Ganguly was sent packing on 24 and Dravid fell three short of half-century. Natwest Trophy heroes Yuvraj Singh and Mohammad Kaif too failed, the latter falling for a duck. Sehwag was the lone warrior, scoring an 81-ball 82, but fell after a short rain break, getting no support at the other end. India lost their last five wickets for 26 runs.

Tendulkar, Harbhajan, Yuvraj and Zaheer, who all featured that day in Johannesburg, would go on to play in another World Cup final in Mumbai eight years later, this time lifting the trophy.

There are a fair amount of happy memories associated with World Cup campaigns as well. It can’t make up for a World Cup loss, but the World T20I win against Bangladesh in Bengaluru two years back was unexpected and sweet. Bangladesh required two runs to win off three balls with four wickets in hand. India posted 146/7 and Bangladesh took the game to the wire, needing 11 off the last over.
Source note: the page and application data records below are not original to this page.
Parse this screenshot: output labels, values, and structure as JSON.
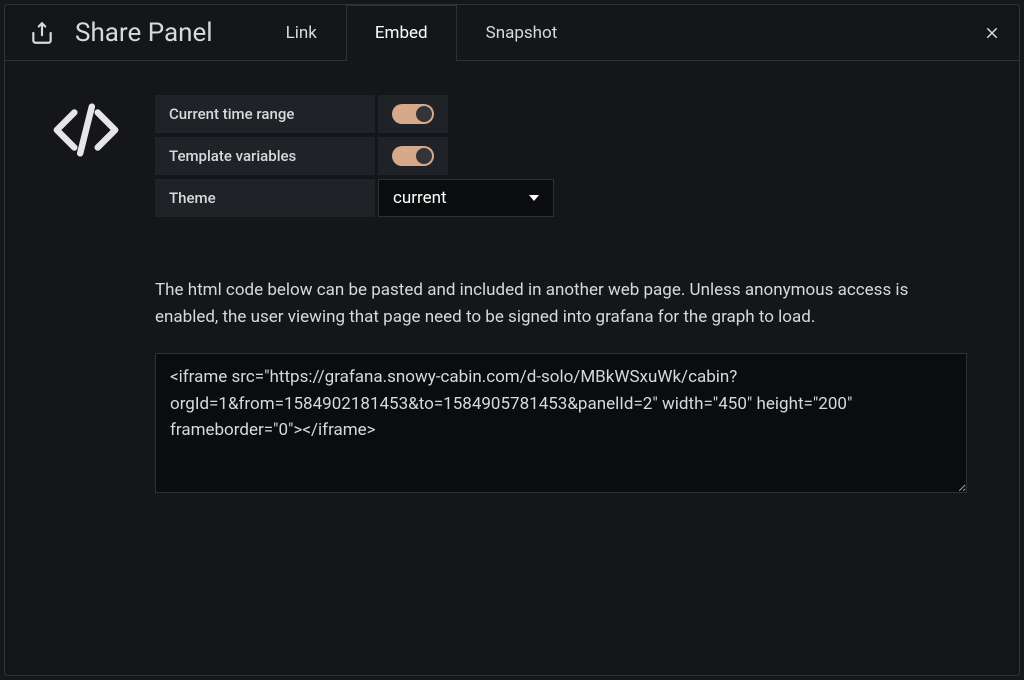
{
  "header": {
    "title": "Share Panel"
  },
  "tabs": {
    "link": "Link",
    "embed": "Embed",
    "snapshot": "Snapshot",
    "active": "embed"
  },
  "options": {
    "current_time_range": {
      "label": "Current time range",
      "value": true
    },
    "template_variables": {
      "label": "Template variables",
      "value": true
    },
    "theme": {
      "label": "Theme",
      "selected": "current"
    }
  },
  "description": "The html code below can be pasted and included in another web page. Unless anonymous access is enabled, the user viewing that page need to be signed into grafana for the graph to load.",
  "embed_code": "<iframe src=\"https://grafana.snowy-cabin.com/d-solo/MBkWSxuWk/cabin?orgId=1&from=1584902181453&to=1584905781453&panelId=2\" width=\"450\" height=\"200\" frameborder=\"0\"></iframe>"
}
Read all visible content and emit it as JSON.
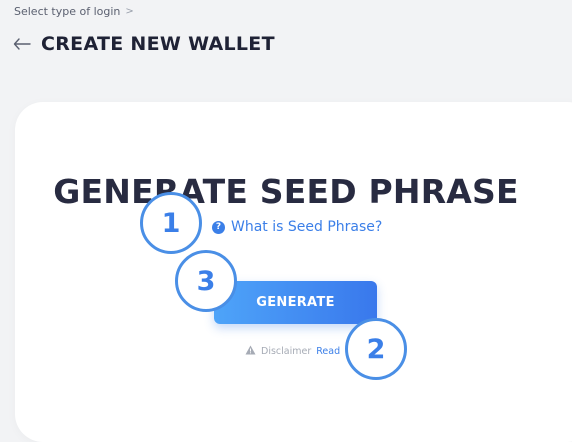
{
  "breadcrumb": {
    "label": "Select type of login",
    "separator": ">"
  },
  "header": {
    "title": "CREATE NEW WALLET",
    "back_icon": "arrow-left-icon"
  },
  "main": {
    "title": "GENERATE SEED PHRASE",
    "help_link": "What is Seed Phrase?",
    "help_icon": "question-circle-icon",
    "generate_button": "GENERATE",
    "disclaimer_icon": "warning-triangle-icon",
    "disclaimer_label": "Disclaimer",
    "read_link": "Read"
  },
  "badges": [
    "1",
    "2",
    "3"
  ],
  "colors": {
    "accent": "#3b7fe8",
    "title": "#282b41",
    "background": "#f2f3f5",
    "card": "#ffffff"
  }
}
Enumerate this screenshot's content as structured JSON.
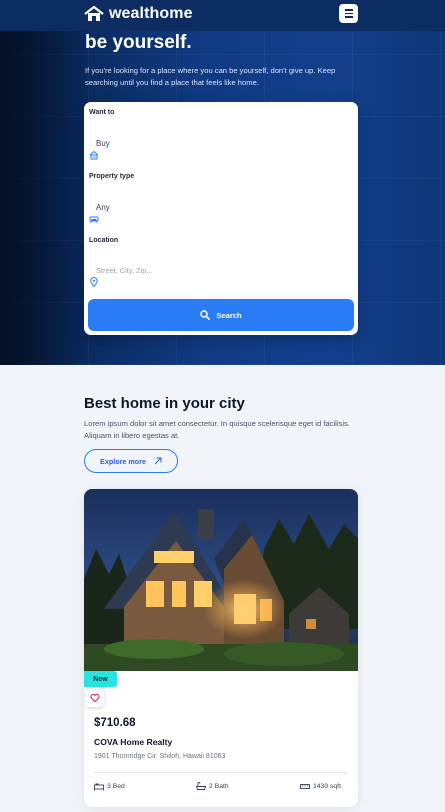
{
  "header": {
    "brand": "wealthome",
    "logo_icon": "house-logo-icon",
    "menu_icon": "hamburger-menu-icon"
  },
  "hero": {
    "title": "be yourself.",
    "subtitle": "If you're looking for a place where you can be yourself, don't give up. Keep searching until you find a place that feels like home."
  },
  "search": {
    "want_to_label": "Want to",
    "want_to_value": "Buy",
    "property_type_label": "Property type",
    "property_type_value": "Any",
    "location_label": "Location",
    "location_placeholder": "Street, City, Zip...",
    "button_label": "Search"
  },
  "section": {
    "title": "Best home in your city",
    "description": "Lorem ipsum dolor sit amet consectetur. In quisque scelerisque eget id facilisis. Aliquam in libero egestas at.",
    "explore_label": "Explore more"
  },
  "listing": {
    "badge": "New",
    "price": "$710.68",
    "name": "COVA Home Realty",
    "address": "1901 Thornridge Cir. Shiloh, Hawaii 81063",
    "beds": "3 Bed",
    "baths": "2 Bath",
    "area": "1430 sqft"
  },
  "colors": {
    "primary": "#2a7bf6",
    "hero_dark": "#0c2c62",
    "badge": "#29e3e0",
    "page_bg": "#f1f4f9"
  }
}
Mahmudullah took a single off the first ball and Mushfiqur Rahim slammed back-to-back boundaries, almost getting his team across the line. What followed was as bizarre as it could get. While singles should have been just fine, Rahim and Mahmudullah went for the maximum but failed and were caught by Shikhar Dhawan and Ravindra Jadeja respectively.

With two to win off the last ball, Shuvagata Hom, playing only his second T20I game, failed to connect bat to ball and ran. Mahendra Singh Dhoni rushed from behind the stumps and dislodged the stumps in dramatic fashion to run out Mushtafizur Rahman.

First Published: Mar 23, 2018 18:35 IST